CUC: Because it's moribund.

MAN: How long has it been seen I seen you? Six months? When we used to smoke outside the building.

ME: If I can't withdraw my money, I'll just close the account.

CUC: First I have to reopen the account.

WOMAN: It's longer than six months, because I quit smoking seven months ago.

MAN: You didn't!

WOMAN: Yes, I did.

MAN: You didn't.

WOMAN: Over seven months.


CUC: I can't reopen accounts. I have to get my supervisor.


MAN: Now why you go and quit smoking?

CUC: Helen!

WOMAN: For the health. It's bad for the lungs.

MAN: Bah.

CUC: Can you reopen this account?

WOMAN: And for the kids. They wouldn't give me no peace. Couldn't smoke in the house. Couldn't smoke in the basement. Couldn't even smoke on the stoop without them saying something.

MAN: What they say?

HELEN: He has to fill out this form to reopen it.

CUC: Fill out this form.

WOMAN: I told you. They say it's bad for the lungs.

MAN: Bah.

WOMAN: So, I just quit.

MAN: You just quit?

WOMAN: I told you that.

ME: Here.

CUC: Now fill out this form.

ME: What is this for?

CUC: To close the account.

MAN: I smoke all the time. I feel fine.

WOMAN: What you gonna do when your lungs are damaged?

MAN: I'll get one of them artificial ones.

ME: I changed my mind. I don't have to close the account. I'll just withdraw all my money except for a dollar.

WOMAN: What you gonna do if your lungs so damaged you can't wait to get the artificial ones?

CUC: You told me you wanted to close this account. I already put it in the computer. Now you have to fill out this form or we'll have to reopen the account again.


MAN: Woman, don't you know? If your lungs are damaged like that, you go right to the head of the line.

WOMAN: You sure?

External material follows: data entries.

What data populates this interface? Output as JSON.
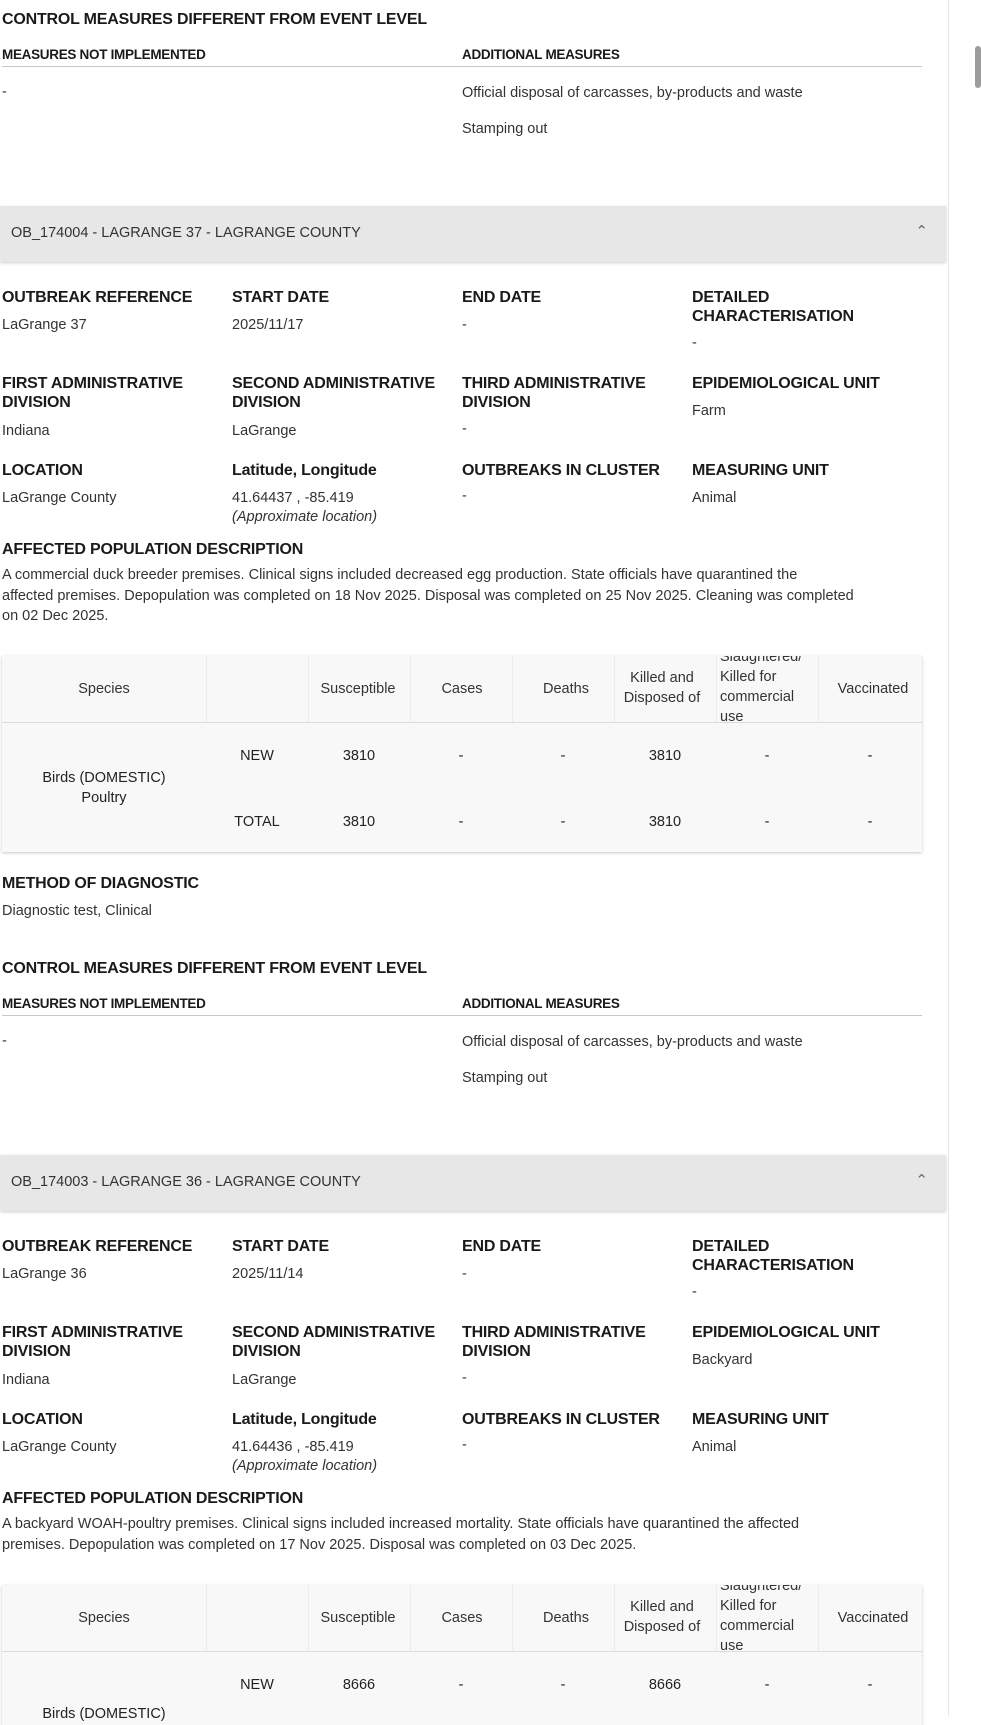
{
  "top_section": {
    "control_title": "CONTROL MEASURES DIFFERENT FROM EVENT LEVEL",
    "not_impl_label": "MEASURES NOT IMPLEMENTED",
    "additional_label": "ADDITIONAL MEASURES",
    "not_impl_value": "-",
    "additional_items": [
      "Official disposal of carcasses, by-products and waste",
      "Stamping out"
    ]
  },
  "labels": {
    "outbreak_reference": "OUTBREAK REFERENCE",
    "start_date": "START DATE",
    "end_date": "END DATE",
    "detailed_char": "DETAILED CHARACTERISATION",
    "first_admin": "FIRST ADMINISTRATIVE DIVISION",
    "second_admin": "SECOND ADMINISTRATIVE DIVISION",
    "third_admin": "THIRD ADMINISTRATIVE DIVISION",
    "epi_unit": "EPIDEMIOLOGICAL UNIT",
    "location": "LOCATION",
    "lat_long": "Latitude, Longitude",
    "outbreaks_cluster": "OUTBREAKS IN CLUSTER",
    "measuring_unit": "MEASURING UNIT",
    "affected_pop": "AFFECTED POPULATION DESCRIPTION",
    "method_diag": "METHOD OF DIAGNOSTIC",
    "control_title": "CONTROL MEASURES DIFFERENT FROM EVENT LEVEL",
    "not_impl": "MEASURES NOT IMPLEMENTED",
    "additional": "ADDITIONAL MEASURES",
    "approx": "(Approximate location)"
  },
  "table_headers": {
    "species": "Species",
    "susceptible": "Susceptible",
    "cases": "Cases",
    "deaths": "Deaths",
    "killed": "Killed and Disposed of",
    "slaughtered": "Slaughtered/ Killed for commercial use",
    "vaccinated": "Vaccinated"
  },
  "outbreaks": [
    {
      "title": "OB_174004 - LAGRANGE 37 - LAGRANGE COUNTY",
      "outbreak_reference": "LaGrange 37",
      "start_date": "2025/11/17",
      "end_date": "-",
      "detailed_char": "-",
      "first_admin": "Indiana",
      "second_admin": "LaGrange",
      "third_admin": "-",
      "epi_unit": "Farm",
      "location": "LaGrange County",
      "lat_long": "41.64437 , -85.419",
      "outbreaks_cluster": "-",
      "measuring_unit": "Animal",
      "affected_pop_lines": [
        "A commercial duck breeder premises. Clinical signs included decreased egg production. State officials have quarantined the",
        "affected premises. Depopulation was completed on 18 Nov 2025. Disposal was completed on 25 Nov 2025. Cleaning was completed",
        "on 02 Dec 2025."
      ],
      "species": [
        "Birds (DOMESTIC)",
        "Poultry"
      ],
      "rows": [
        {
          "type": "NEW",
          "susceptible": "3810",
          "cases": "-",
          "deaths": "-",
          "killed": "3810",
          "slaughtered": "-",
          "vaccinated": "-"
        },
        {
          "type": "TOTAL",
          "susceptible": "3810",
          "cases": "-",
          "deaths": "-",
          "killed": "3810",
          "slaughtered": "-",
          "vaccinated": "-"
        }
      ],
      "method_diag": "Diagnostic test, Clinical",
      "not_impl_value": "-",
      "additional_items": [
        "Official disposal of carcasses, by-products and waste",
        "Stamping out"
      ]
    },
    {
      "title": "OB_174003 - LAGRANGE 36 - LAGRANGE COUNTY",
      "outbreak_reference": "LaGrange 36",
      "start_date": "2025/11/14",
      "end_date": "-",
      "detailed_char": "-",
      "first_admin": "Indiana",
      "second_admin": "LaGrange",
      "third_admin": "-",
      "epi_unit": "Backyard",
      "location": "LaGrange County",
      "lat_long": "41.64436 , -85.419",
      "outbreaks_cluster": "-",
      "measuring_unit": "Animal",
      "affected_pop_lines": [
        "A backyard WOAH-poultry premises. Clinical signs included increased mortality. State officials have quarantined the affected",
        "premises. Depopulation was completed on 17 Nov 2025. Disposal was completed on 03 Dec 2025."
      ],
      "species": [
        "Birds (DOMESTIC)"
      ],
      "rows": [
        {
          "type": "NEW",
          "susceptible": "8666",
          "cases": "-",
          "deaths": "-",
          "killed": "8666",
          "slaughtered": "-",
          "vaccinated": "-"
        }
      ]
    }
  ]
}
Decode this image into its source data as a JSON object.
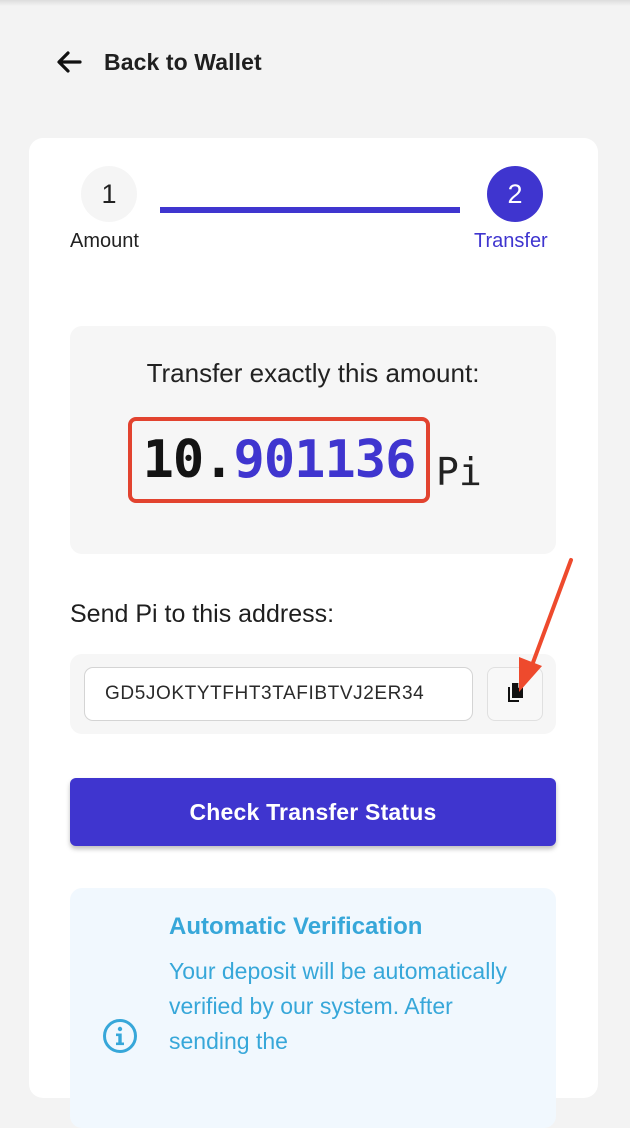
{
  "header": {
    "back_label": "Back to Wallet"
  },
  "stepper": {
    "steps": [
      {
        "number": "1",
        "label": "Amount"
      },
      {
        "number": "2",
        "label": "Transfer"
      }
    ],
    "active_step": 2
  },
  "amount": {
    "title": "Transfer exactly this amount:",
    "integer_part": "10.",
    "decimal_part": "901136",
    "unit": "Pi"
  },
  "address": {
    "title": "Send Pi to this address:",
    "value": "GD5JOKTYTFHT3TAFIBTVJ2ER34"
  },
  "actions": {
    "check_status_label": "Check Transfer Status"
  },
  "info": {
    "title": "Automatic Verification",
    "text": "Your deposit will be automatically verified by our system. After sending the"
  },
  "icons": {
    "back": "arrow-left-icon",
    "copy": "copy-icon",
    "info": "info-icon"
  },
  "colors": {
    "primary": "#3f35cf",
    "highlight_border": "#e2432f",
    "info_text": "#37a7d9",
    "info_background": "#f1f8fe"
  }
}
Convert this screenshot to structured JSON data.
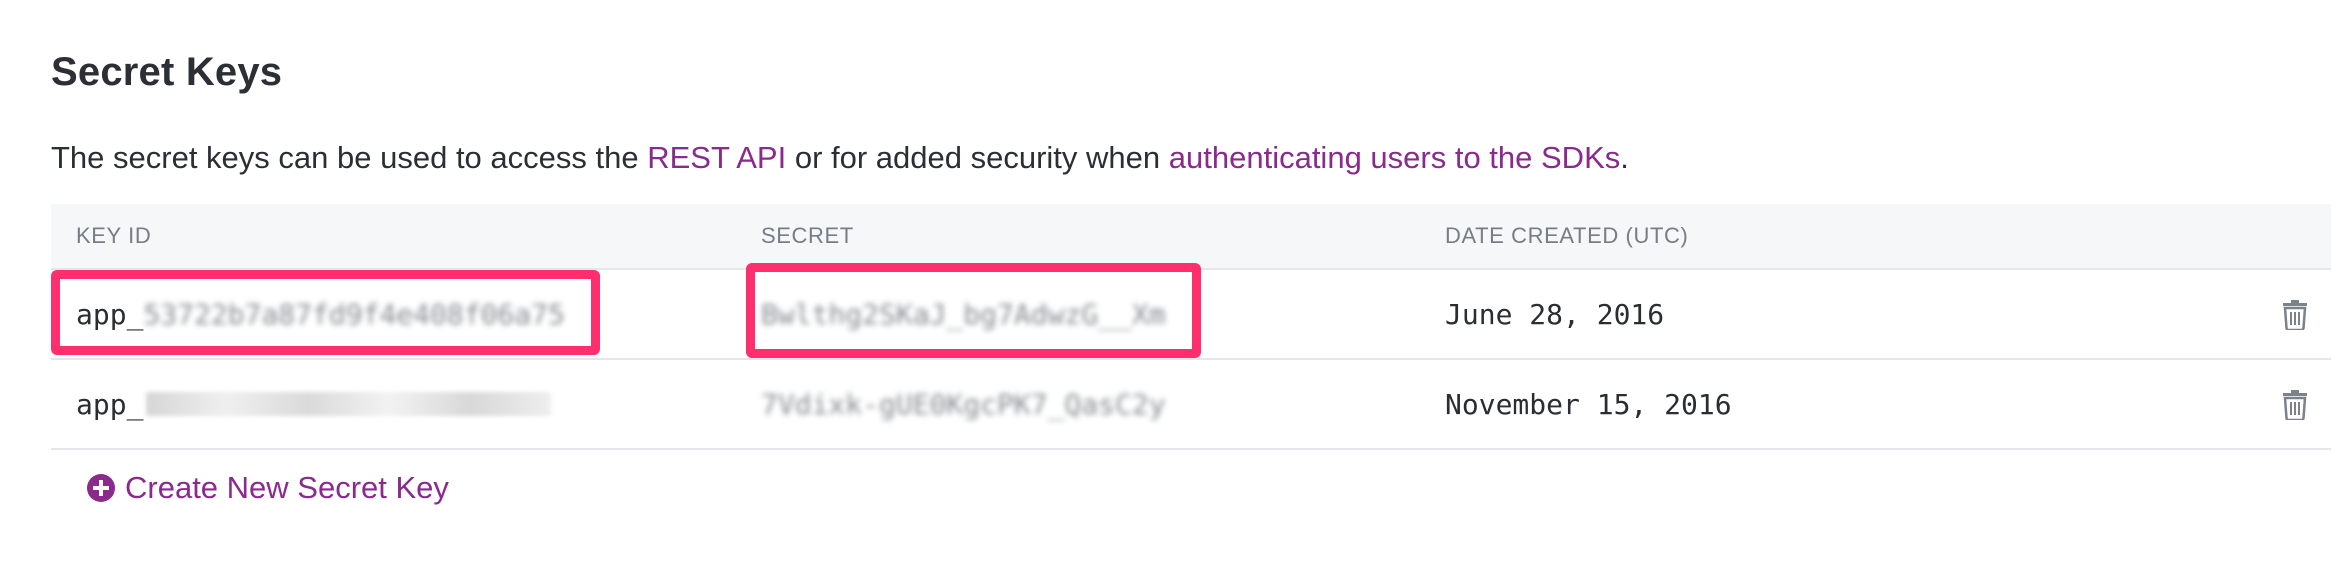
{
  "section": {
    "title": "Secret Keys",
    "description": {
      "before": "The secret keys can be used to access the ",
      "link1": "REST API",
      "middle": " or for added security when ",
      "link2": "authenticating users to the SDKs",
      "after": "."
    }
  },
  "table": {
    "headers": {
      "key_id": "KEY ID",
      "secret": "SECRET",
      "date_created": "DATE CREATED (UTC)"
    },
    "rows": [
      {
        "key_prefix": "app_",
        "key_rest": "53722b7a87fd9f4e408f06a75",
        "secret": "Bwlthg2SKaJ_bg7AdwzG__Xm",
        "date": "June 28, 2016"
      },
      {
        "key_prefix": "app_",
        "key_rest": "",
        "secret": "7Vdixk-gUE0KgcPK7_QasC2y",
        "date": "November 15, 2016"
      }
    ]
  },
  "actions": {
    "create_label": "Create New Secret Key"
  },
  "colors": {
    "accent": "#8a2a8d",
    "highlight": "#ff2f6d",
    "header_bg": "#f6f7f9"
  },
  "icons": {
    "delete": "trash-icon",
    "create": "plus-circle-icon"
  }
}
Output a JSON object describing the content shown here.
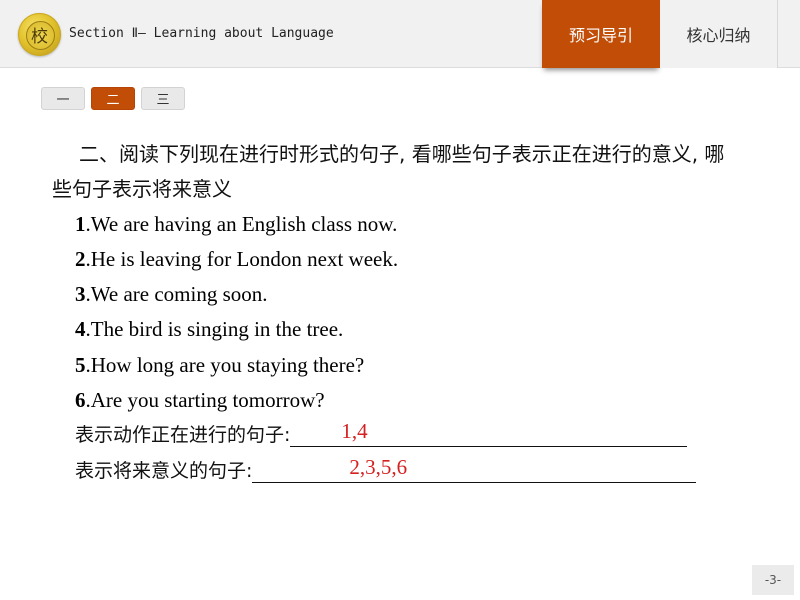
{
  "header": {
    "logo": "school-emblem-icon",
    "logo_glyph": "校",
    "section_title": "Section Ⅱ— Learning about Language",
    "tabs": [
      {
        "label": "预习导引",
        "active": true
      },
      {
        "label": "核心归纳",
        "active": false
      }
    ]
  },
  "pager": {
    "buttons": [
      {
        "label": "一",
        "active": false
      },
      {
        "label": "二",
        "active": true
      },
      {
        "label": "三",
        "active": false
      }
    ]
  },
  "content": {
    "question": "二、阅读下列现在进行时形式的句子, 看哪些句子表示正在进行的意义, 哪些句子表示将来意义",
    "sentences": [
      {
        "num": "1",
        "text": ".We are having  an English  class now."
      },
      {
        "num": "2",
        "text": ".He is leaving  for London next week."
      },
      {
        "num": "3",
        "text": ".We are coming  soon."
      },
      {
        "num": "4",
        "text": ".The bird is singing  in the tree."
      },
      {
        "num": "5",
        "text": ".How long  are you staying  there?"
      },
      {
        "num": "6",
        "text": ".Are you starting tomorrow?"
      }
    ],
    "answers": [
      {
        "label": "表示动作正在进行的句子:",
        "value": "1,4"
      },
      {
        "label": "表示将来意义的句子:",
        "value": "2,3,5,6"
      }
    ],
    "answer_color": "#d42020"
  },
  "footer": {
    "page_number": "-3-"
  },
  "colors": {
    "accent": "#c14d07",
    "header_bg": "#f1f1f1"
  }
}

I don't think I ever heard that.

ME: Here.

CUC: It won't let me take out the money. Helen!

MAN: I don't have no lung damage. I can run five miles any time.

WOMAN: Five miles!

MAN: And I don't smoke on weekends so my body heals itself from smoking.

HELEN: I'll have to override this. There.

CUC: It still won't let me take out the money. Helen!

WOMAN: They say it takes your body ten years to heal itself from smoking. You can't heal yourself over the weekend.

HELEN: There.

CUC: You got four cent? I need four cent.

ME: No. No change.

MAN: I've been smoking for over twenty years and never on the weekends. My body's been healing itself for more than twenty years already.

CUC: Helen! I need change.

HELEN: Here.

WOMAN: It don't work that way.

MAN: Five miles.

CUC: Sign this form.

ME: What is it?

CUC: It says you received the money.

ME: But I haven't.

WOMAN: I think I will try running.

MAN: It's too cold for running. You can't run in this weather.

CUC: It's right here.

ME: Can I have it?

CUC: Not until you sign the form.

ME: Shouldn't I have the money before I sign that I do?

CUC: That's not how we do it.

ME: Your policies are a little moribund, themselves.

WOMAN: Maybe when the weather breaks.

CUC: Helen!

This page is powered by Blogger. Isn't yours?